Agricultural Export Prices Down 2.5% in Two Months, Down 5.3% Year-Over-Year

-edited

Import and export prices continue to decline. Agriculture leads the way on export prices, energy on import prices.

Import Prices

Prices for U.S. imports declined 0.3 percent in May, the U.S. Bureau of Labor Statistics reported today, the first monthly decline since a 1.4-percent drop in December. Import prices advanced 1.8 percent from December to April before the downturn in May. The price index for overall imports decreased 1.5 percent over the past 12 months, matching the drop in January. These were the largest over-the-year declines since the index fell 2.2 percent in August 2016.

Fuel Imports: Import fuel prices declined 1.0 percent in May, after rising 25.4 percent over the previous 4 months. Lower prices for both petroleum and natural gas contributed to the May decline. Petroleum prices fell 0.9 percent in May, after a 4.7-percent advance in April. The May decrease was the first monthly decline since a 15.3-percent drop in December. Natural gas prices fell 6.8 percent in May following a 51.1- percent decline the previous month. Overall fuel prices decreased 1.1 percent over the past year. The decline was driven by a 1.9-percent drop in petroleum prices which more than offset a 2.5-percent rise in natural gas prices.

All Imports Excluding Fuel: Prices for nonfuel imports fell 0.3 percent in May following a 0.1-percent decline in April and a 0.2-percent decrease in March. Lower prices for nonfuel industrial supplies and materials; foods, feeds, and beverages; capital goods; and automotive vehicles all contributed to the May decrease in nonfuel prices.
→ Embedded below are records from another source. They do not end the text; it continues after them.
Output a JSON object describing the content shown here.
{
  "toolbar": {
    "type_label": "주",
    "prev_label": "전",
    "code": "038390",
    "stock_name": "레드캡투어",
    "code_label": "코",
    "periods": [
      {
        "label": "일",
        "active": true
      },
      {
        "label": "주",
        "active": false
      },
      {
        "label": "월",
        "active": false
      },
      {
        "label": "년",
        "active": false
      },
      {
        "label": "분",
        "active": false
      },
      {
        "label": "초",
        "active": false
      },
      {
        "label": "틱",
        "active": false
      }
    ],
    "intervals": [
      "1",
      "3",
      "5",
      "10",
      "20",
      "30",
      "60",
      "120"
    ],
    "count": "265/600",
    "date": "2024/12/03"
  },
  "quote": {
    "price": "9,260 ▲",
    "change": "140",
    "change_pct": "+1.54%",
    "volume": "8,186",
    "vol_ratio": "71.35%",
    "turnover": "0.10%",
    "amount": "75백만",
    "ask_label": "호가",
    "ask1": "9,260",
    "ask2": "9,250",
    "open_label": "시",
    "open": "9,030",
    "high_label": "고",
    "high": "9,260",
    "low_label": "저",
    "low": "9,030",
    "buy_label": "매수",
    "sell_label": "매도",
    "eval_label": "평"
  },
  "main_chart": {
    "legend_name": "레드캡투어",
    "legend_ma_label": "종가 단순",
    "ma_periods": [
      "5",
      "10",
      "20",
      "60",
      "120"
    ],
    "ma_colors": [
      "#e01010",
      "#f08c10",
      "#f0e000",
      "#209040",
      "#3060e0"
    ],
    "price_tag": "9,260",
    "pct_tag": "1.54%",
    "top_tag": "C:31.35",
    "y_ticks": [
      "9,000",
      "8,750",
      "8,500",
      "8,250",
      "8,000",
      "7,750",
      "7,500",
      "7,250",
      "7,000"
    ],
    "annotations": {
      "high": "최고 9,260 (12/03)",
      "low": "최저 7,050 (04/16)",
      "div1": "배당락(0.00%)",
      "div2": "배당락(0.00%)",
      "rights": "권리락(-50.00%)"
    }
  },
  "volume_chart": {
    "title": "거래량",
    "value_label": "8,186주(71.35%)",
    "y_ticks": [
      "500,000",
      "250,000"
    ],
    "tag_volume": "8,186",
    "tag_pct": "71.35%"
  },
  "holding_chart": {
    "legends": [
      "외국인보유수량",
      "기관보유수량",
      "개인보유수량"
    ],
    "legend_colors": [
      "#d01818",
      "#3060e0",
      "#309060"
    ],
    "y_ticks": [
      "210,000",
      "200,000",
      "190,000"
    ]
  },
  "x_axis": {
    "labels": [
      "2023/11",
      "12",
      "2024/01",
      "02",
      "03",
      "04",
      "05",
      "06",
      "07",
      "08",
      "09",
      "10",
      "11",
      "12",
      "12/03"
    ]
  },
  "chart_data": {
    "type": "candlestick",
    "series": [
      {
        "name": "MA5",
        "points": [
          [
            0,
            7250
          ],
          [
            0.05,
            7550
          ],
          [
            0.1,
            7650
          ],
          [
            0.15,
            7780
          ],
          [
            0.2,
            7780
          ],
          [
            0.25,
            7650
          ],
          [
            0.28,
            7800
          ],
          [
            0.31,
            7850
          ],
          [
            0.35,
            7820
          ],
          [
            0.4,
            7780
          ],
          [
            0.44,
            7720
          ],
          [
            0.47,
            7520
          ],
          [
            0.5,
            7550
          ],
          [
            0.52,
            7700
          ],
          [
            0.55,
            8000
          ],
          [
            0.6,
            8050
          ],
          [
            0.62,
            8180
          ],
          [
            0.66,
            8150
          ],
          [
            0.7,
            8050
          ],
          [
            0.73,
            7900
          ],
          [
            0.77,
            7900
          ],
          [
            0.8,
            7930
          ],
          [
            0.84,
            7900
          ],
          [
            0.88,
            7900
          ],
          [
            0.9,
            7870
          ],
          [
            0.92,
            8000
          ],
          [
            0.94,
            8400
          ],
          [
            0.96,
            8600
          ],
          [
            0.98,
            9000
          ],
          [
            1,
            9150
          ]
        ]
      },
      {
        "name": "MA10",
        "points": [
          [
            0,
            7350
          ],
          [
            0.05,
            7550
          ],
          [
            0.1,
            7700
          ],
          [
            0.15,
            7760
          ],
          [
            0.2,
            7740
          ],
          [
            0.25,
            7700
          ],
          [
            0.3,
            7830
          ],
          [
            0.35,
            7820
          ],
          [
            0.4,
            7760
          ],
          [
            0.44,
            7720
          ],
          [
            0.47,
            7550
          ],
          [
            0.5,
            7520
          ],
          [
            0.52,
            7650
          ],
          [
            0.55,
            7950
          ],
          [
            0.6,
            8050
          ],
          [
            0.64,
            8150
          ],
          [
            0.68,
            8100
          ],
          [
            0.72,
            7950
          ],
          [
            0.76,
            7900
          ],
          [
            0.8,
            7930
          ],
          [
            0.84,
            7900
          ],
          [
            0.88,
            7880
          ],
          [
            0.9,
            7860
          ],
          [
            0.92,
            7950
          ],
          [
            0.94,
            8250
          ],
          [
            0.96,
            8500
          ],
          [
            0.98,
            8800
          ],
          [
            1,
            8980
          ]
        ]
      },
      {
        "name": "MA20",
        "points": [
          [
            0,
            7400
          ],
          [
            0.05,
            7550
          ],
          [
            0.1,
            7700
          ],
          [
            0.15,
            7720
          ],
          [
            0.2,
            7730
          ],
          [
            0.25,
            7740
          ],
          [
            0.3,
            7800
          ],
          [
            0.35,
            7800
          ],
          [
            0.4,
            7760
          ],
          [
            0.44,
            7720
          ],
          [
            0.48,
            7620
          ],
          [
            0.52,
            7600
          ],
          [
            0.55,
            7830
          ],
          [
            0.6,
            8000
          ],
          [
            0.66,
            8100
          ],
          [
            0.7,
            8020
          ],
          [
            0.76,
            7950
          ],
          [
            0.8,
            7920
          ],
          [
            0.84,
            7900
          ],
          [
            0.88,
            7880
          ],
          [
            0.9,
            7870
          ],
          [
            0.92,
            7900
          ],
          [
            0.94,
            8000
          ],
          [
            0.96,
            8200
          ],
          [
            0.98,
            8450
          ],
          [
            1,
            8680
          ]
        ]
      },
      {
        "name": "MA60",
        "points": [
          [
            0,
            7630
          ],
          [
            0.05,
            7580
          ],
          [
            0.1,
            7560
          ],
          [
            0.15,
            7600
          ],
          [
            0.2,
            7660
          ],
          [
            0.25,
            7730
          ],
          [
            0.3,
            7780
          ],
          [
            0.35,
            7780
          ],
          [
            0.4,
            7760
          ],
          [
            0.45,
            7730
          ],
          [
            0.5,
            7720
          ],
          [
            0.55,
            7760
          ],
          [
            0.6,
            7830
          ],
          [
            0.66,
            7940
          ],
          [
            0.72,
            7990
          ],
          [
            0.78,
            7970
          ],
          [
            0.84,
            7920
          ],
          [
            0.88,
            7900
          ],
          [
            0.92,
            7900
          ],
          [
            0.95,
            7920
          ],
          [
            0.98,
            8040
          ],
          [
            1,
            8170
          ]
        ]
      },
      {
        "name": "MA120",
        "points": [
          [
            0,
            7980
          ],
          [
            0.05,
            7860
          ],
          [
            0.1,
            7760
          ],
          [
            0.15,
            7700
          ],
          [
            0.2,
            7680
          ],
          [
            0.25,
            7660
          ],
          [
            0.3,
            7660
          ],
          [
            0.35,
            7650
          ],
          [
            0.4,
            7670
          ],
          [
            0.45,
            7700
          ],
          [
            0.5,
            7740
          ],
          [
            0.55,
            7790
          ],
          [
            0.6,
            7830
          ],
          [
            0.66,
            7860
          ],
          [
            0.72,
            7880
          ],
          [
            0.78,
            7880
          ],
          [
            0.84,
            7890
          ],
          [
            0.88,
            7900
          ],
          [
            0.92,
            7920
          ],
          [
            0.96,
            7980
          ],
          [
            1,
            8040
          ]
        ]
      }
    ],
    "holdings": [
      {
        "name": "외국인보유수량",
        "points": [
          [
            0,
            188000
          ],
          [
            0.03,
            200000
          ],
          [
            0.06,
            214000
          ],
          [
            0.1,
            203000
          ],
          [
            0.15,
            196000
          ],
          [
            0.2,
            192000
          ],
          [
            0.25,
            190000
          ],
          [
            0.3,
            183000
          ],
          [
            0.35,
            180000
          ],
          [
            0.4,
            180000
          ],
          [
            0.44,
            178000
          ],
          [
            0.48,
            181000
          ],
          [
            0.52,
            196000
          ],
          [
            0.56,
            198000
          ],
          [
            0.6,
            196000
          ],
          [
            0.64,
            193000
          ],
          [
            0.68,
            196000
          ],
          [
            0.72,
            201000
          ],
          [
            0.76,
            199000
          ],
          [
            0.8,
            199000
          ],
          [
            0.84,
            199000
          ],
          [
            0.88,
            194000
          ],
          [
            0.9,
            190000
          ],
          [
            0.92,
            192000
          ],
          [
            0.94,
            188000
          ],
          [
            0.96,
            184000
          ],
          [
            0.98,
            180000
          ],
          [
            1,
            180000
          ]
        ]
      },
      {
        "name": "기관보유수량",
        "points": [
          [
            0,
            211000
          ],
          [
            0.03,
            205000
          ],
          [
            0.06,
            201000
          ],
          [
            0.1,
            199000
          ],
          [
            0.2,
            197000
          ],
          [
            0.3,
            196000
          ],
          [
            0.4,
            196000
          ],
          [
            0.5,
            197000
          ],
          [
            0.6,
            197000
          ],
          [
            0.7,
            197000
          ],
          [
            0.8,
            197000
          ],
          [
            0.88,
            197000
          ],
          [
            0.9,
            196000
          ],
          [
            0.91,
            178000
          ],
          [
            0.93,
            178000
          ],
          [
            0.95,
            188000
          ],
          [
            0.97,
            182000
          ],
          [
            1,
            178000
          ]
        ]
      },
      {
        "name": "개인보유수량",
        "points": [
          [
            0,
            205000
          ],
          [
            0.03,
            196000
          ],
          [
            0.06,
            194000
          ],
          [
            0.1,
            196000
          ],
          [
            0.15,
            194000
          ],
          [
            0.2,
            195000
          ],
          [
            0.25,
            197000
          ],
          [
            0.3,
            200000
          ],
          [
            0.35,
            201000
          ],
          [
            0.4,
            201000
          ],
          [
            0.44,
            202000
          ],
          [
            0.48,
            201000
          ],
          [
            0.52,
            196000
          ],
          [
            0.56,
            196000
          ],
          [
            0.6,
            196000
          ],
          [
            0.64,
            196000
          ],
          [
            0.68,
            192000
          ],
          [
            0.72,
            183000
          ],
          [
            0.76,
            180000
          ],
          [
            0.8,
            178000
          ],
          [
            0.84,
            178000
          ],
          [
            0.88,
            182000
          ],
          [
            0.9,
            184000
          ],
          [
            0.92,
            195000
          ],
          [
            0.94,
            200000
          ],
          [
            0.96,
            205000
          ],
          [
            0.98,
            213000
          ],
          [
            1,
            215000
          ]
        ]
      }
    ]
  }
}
The price index for nonfuel imports declined 1.4 percent between May 2018 and May 2019.

Export Prices

Prices for U.S. exports declined 0.2 percent in May, the first monthly drop since the index fell 0.6 percent in January. Lower prices for both agricultural and nonagricultural exports contributed to the May decline. Export prices decreased 0.7 percent over the past 12 months, the largest over-the-year decline since the index fell 1.1 percent in October 2016.

Agricultural Exports: The price index for agricultural exports declined 1.0 percent in May, after decreasing 1.5 percent the previous month. In May, lower prices for soybeans, wheat, and fruit more than offset higher prices for meat and vegetables. Agricultural export prices fell 5.3 percent over the past year, the largest 12-month drop since the index declined 9.1 percent in April 2016. A 20.6-percent decrease in soybeans prices for the year ended in May led the overall decline in agricultural prices. The drop in soybeans prices more than offset higher vegetable prices over the past 12 months.

All Exports Excluding Agriculture: Nonagricultural export prices decreased 0.2 percent in May following a 0.2-percent increase the previous month. In May, falling prices for nonagricultural industrial supplies and materials; consumer goods; nonagricultural foods; and automotive vehicles more than offset rising prices for capital goods. The price index for nonagricultural exports also declined 0.2 percent for the year ended in May. Lower prices for nonagricultural industrial supplies and materials drove the overall decrease. In contrast, prices for each of the major finished goods categories rose over the past 12 months.

Mike "Mish" Shedlock

Comments (12)
No. 1-5
mark0f0
mark0f0

I'm thinking of a word that rhymes with 'flation', starts with 'de'.

Ted R
Ted R

It sure is looking like deflation has arrived. God help us.

Casual_Observer
Casual_Observer

If this is deflation then I am not impressed.

Matt3
Matt3

If this is deflation, maybe we should be happy. Prices are dropping and wages are not. That seems like good news to me. I know Mish has discussed why inflation targeting is crazy. This is contrary to what most think (including myself before reading through it). Strange as I thought the trade issues were making prices for consumers much higher.

everything
everything

They don't call it a race to the bottom for nothing.